[Web page and app entries]
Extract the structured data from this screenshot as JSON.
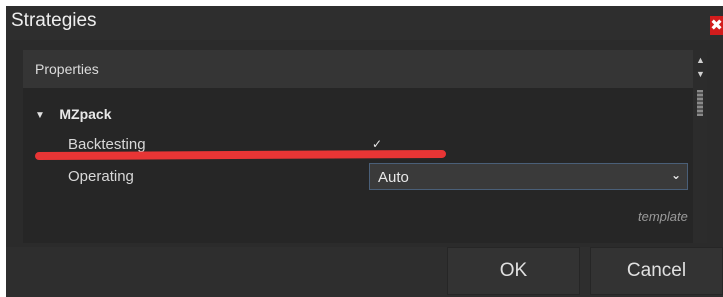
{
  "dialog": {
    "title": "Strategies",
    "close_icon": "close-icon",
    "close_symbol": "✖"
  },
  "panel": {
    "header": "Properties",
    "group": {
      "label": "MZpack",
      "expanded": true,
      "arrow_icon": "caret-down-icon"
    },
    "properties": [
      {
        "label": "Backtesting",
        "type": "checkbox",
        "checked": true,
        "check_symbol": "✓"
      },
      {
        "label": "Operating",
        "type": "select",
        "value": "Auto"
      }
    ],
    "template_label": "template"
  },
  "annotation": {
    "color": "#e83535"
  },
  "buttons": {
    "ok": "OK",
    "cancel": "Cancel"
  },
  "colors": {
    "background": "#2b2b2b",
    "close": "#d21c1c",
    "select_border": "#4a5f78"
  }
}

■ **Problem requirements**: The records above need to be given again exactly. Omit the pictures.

■ **The answer**:
Extract the structured data from this screenshot as JSON.
{
  "dialog": {
    "title": "Strategies",
    "close_icon": "close-icon",
    "close_symbol": "✖"
  },
  "panel": {
    "header": "Properties",
    "group": {
      "label": "MZpack",
      "expanded": true,
      "arrow_icon": "caret-down-icon"
    },
    "properties": [
      {
        "label": "Backtesting",
        "type": "checkbox",
        "checked": true,
        "check_symbol": "✓"
      },
      {
        "label": "Operating",
        "type": "select",
        "value": "Auto"
      }
    ],
    "template_label": "template"
  },
  "annotation": {
    "color": "#e83535"
  },
  "buttons": {
    "ok": "OK",
    "cancel": "Cancel"
  },
  "colors": {
    "background": "#2b2b2b",
    "close": "#d21c1c",
    "select_border": "#4a5f78"
  }
}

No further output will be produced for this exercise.